(WHAT YOU NEED TO DO) Check the records below line by line, and report how many lines include the string "prefix". No other words are needed.

[Entries from a dataset of interfaces]
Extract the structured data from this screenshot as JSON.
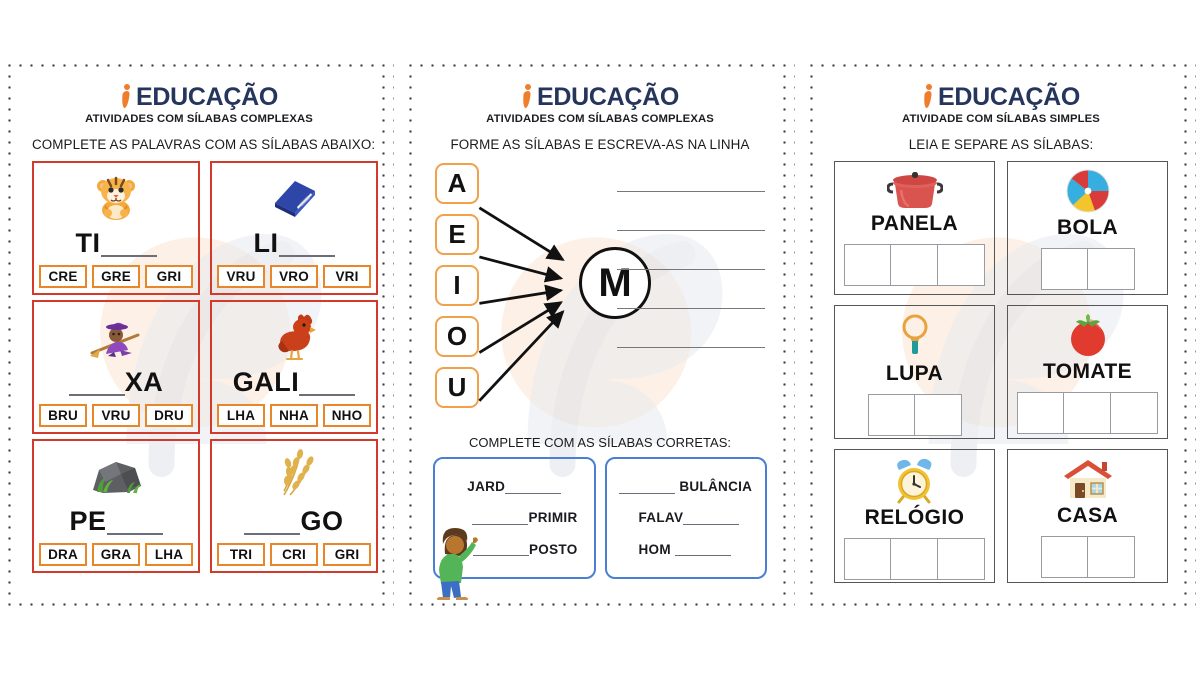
{
  "brand": {
    "name": "EDUCAÇÃO",
    "mark": "i-logo-mark"
  },
  "pages": [
    {
      "id": "page-1",
      "subtitle": "ATIVIDADES COM SÍLABAS COMPLEXAS",
      "instruction": "COMPLETE AS PALAVRAS COM AS SÍLABAS ABAIXO:",
      "cards": [
        {
          "icon": "tiger-icon",
          "prefix": "TI",
          "suffix": "",
          "blank": "after",
          "options": [
            "CRE",
            "GRE",
            "GRI"
          ]
        },
        {
          "icon": "book-icon",
          "prefix": "LI",
          "suffix": "",
          "blank": "after",
          "options": [
            "VRU",
            "VRO",
            "VRI"
          ]
        },
        {
          "icon": "witch-icon",
          "prefix": "",
          "suffix": "XA",
          "blank": "before",
          "options": [
            "BRU",
            "VRU",
            "DRU"
          ]
        },
        {
          "icon": "hen-icon",
          "prefix": "GALI",
          "suffix": "",
          "blank": "after",
          "options": [
            "LHA",
            "NHA",
            "NHO"
          ]
        },
        {
          "icon": "rock-icon",
          "prefix": "PE",
          "suffix": "",
          "blank": "after",
          "options": [
            "DRA",
            "GRA",
            "LHA"
          ]
        },
        {
          "icon": "wheat-icon",
          "prefix": "",
          "suffix": "GO",
          "blank": "before",
          "options": [
            "TRI",
            "CRI",
            "GRI"
          ]
        }
      ]
    },
    {
      "id": "page-2",
      "subtitle": "ATIVIDADES COM SÍLABAS COMPLEXAS",
      "instruction": "FORME AS SÍLABAS E ESCREVA-AS NA LINHA",
      "vowels": [
        "A",
        "E",
        "I",
        "O",
        "U"
      ],
      "consonant": "M",
      "answer_lines": 5,
      "sub_instruction": "COMPLETE COM AS SÍLABAS CORRETAS:",
      "blue_cards": [
        {
          "items": [
            {
              "text": "JARD",
              "blank": "after",
              "align": "c"
            },
            {
              "text": "PRIMIR",
              "blank": "before",
              "align": "r"
            },
            {
              "text": "POSTO",
              "blank": "before",
              "align": "r"
            }
          ]
        },
        {
          "items": [
            {
              "text": "BULÂNCIA",
              "blank": "before",
              "align": "c"
            },
            {
              "text": "FALAV",
              "blank": "after",
              "align": "l"
            },
            {
              "text": "HOM",
              "blank": "after",
              "align": "l"
            }
          ]
        }
      ],
      "illustration": "boy-writing-icon"
    },
    {
      "id": "page-3",
      "subtitle": "ATIVIDADE COM SÍLABAS SIMPLES",
      "instruction": "LEIA E SEPARE AS SÍLABAS:",
      "cards": [
        {
          "icon": "pot-icon",
          "word": "PANELA",
          "boxes": 3
        },
        {
          "icon": "ball-icon",
          "word": "BOLA",
          "boxes": 2
        },
        {
          "icon": "magnifier-icon",
          "word": "LUPA",
          "boxes": 2
        },
        {
          "icon": "tomato-icon",
          "word": "TOMATE",
          "boxes": 3
        },
        {
          "icon": "clock-icon",
          "word": "RELÓGIO",
          "boxes": 3
        },
        {
          "icon": "house-icon",
          "word": "CASA",
          "boxes": 2
        }
      ]
    }
  ],
  "colors": {
    "brand_navy": "#25355c",
    "brand_orange": "#f07d2b",
    "card_red": "#d23b2b",
    "syllable_orange": "#e8872a",
    "blue_card": "#4a7fd4",
    "vowel_orange": "#f0a14a",
    "watermark_peach": "#fdf0e6",
    "watermark_grey": "#e7e9ee"
  }
}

(EXERCISE SOLUTION) 6